Kelly speaks from the experience of coaching a 12-0 team two years ago. As the lone unbeaten team, the Irish were a given as the regular season's No. 1, regardless of the fact they entered the national title game as double-digit underdogs, a forecast that proved prescient when No. 2 Alabama routed them. Kelly's last team at his previous stop, Cincinnati, also ran the regular-season table, ranking third behind two fellow unbeatens.
Knowing what it takes to win every week -- and perhaps helping his own team, which lost in Tallahassee this season -- Kelly voted FSU No. 1 in his final coaches poll ballot. He had company: Cincinnati's Tommy Tuberville, UConn's Bob Diaco and Memphis' Justin Fuente had the Noles atop their ballots as well. All three coaches have been part of perfect campaigns before — Tuberville at Auburn, and Diaco and Fuente as assistants at Notre Dame and TCU, respectively.
That was not exactly the norm, though. LSU's Les Miles and Alabama's Nick Saban both had FSU third. Joining them were two coaches who know what it's like to be on the outside looking in despite undefeated seasons: TCU's Gary Patterson ranked FSU fourth, and Washington's Chris Petersen, formerly of Boise State, ranked the Noles third.
Looking out for your conference brethren is one thing -- though Patterson didn't even do that, voting his team third behind Alabama and Oregon -- but what explains the gap between between No. 1 and FSU? Has the new way of thinking already permeated the voters?
"In the old system, we know we needed to be undefeated," said Boise State head coach Bryan Harsin, who was an assistant on two undefeated Broncos teams that did not play for the title. "The way it is now, that’s not the case and here we are."
Harsin is referring to Boise State's spot in the VIZIO Fiesta Bowl despite two losses. But his reasoning may help explain the current way of doing business at the top of college football.
"I think as far as we’re concerned, the years of winning and what we’ve done in the past does help us in the position we’re in now," he said. "We can use an Alabama as an example. One-loss Alabama over undefeated Florida State. Florida State’s undefeated but Alabama’s ranked ahead. Why? Because it’s Alabama."
On Sunday, with his postseason fate settled, Fisher sounded at ease. He talked about everyone learning the new process at once. He reasoned that criteria would become clearer and more consistent with time.
What had to seem like a charade these last seven weeks proved strenuous. The ensuing defense routine was fatiguing. FSU was on to play Oregon, and maybe play beyond that, and that was all that seemed relevant moving forward.
"I just think winning is so hard and when you repeat things, people are going to prepare for you differently," he said. "They're going to prepare for you in the offseason, and to overcome so much adversity and the things we've overcome defending our championship and still being able to go undefeated, I think is a tremendous feat."
So, too, does the committee.
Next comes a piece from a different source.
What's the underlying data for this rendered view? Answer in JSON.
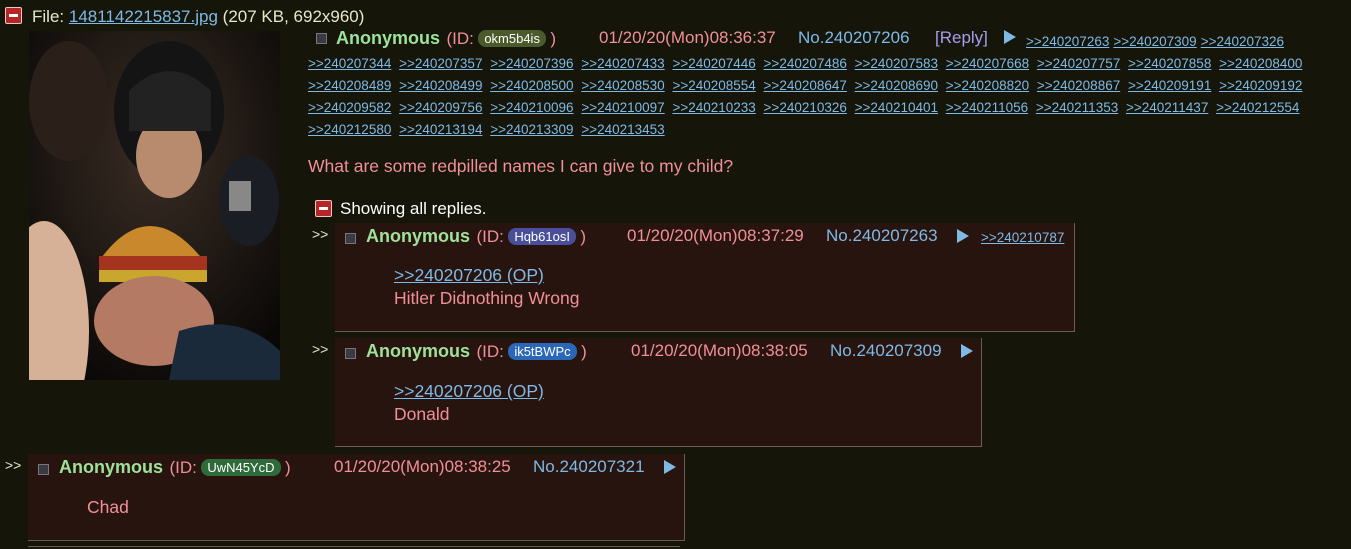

At least in this case.
Matt Fortuna looks at FSU as a case study in whether winning games is no longer enough to control a team's championship destiny.